Enhancing the Vibrance and Contrast of Blue Skies
How many times have you witnessed and photographed an amazing landscape scene just to discover later that your images look dull and lifeless? It’s as if somehow the vibrance you remember seeing wasn’t recorded in your pictures. This can be so frustrating
This quick tip will show you how you can increase the contrast and saturation of blue skies so that your landscape photographs pop. It works wonderfully to enhance the vibrance in images that you intend to convert to black and white as well as color photographs.
This technique will work in either Photoshop or Lightroom. In Photoshop, open the photograph in Adobe Camera Raw (ACR). In Lightroom, find the image you want to work with and head over to the Develop module. Now look for the Luminance slider. The Luminance slider can be found under the fourth button named “HSL/Grayscale” in the latest version of Camera Raw. In Lightroom, Luminance is found under the “HSL/Color/B & W” panel.
Once you have located the Luminance slider, simply turn down the blue slider. You should see the blue in the sky get darker (increased contrast) and more vibrant. You have to be careful not to overdo this technique as the sky will start to look over-processed very quickly. Done in moderation, this technique can make landscape images pop. Quite often the color of the sky explodes with heavy blue saturation (a byproduct of the heavy contrast). You can deal with this by switching to the Saturation slider and turning the blue down just a hair. Combine this process in Photoshop with a layer mask and you can precisely control the areas of the image that are affected by the Luminance adjustment. This technique isn’t for all images, but it can add a unique look to ones with just the right combination of blue and white in the sky. Give it a shot!
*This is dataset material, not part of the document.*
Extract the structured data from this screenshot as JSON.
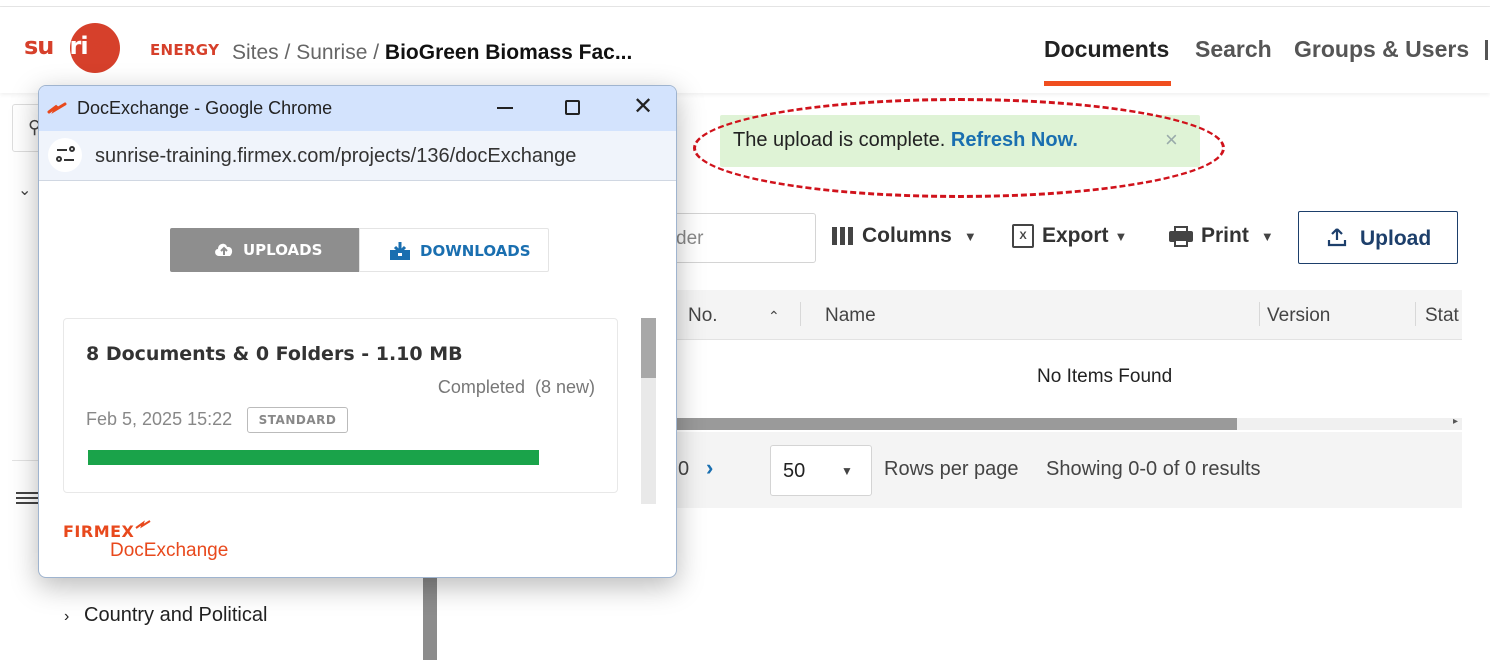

About the Author
Steve Paxton lives with his wife and two children in the Seattle area. Steve has been a photographer for nearly 20 years. His experience ranges from wedding and portrait work to landscape photography.
Steve owns and manages the F/Stop Spot; a website dedicated to supporting photographers of all skill levels. You can find more of Steve’s work at Paxton Prints and Paxton Portraits.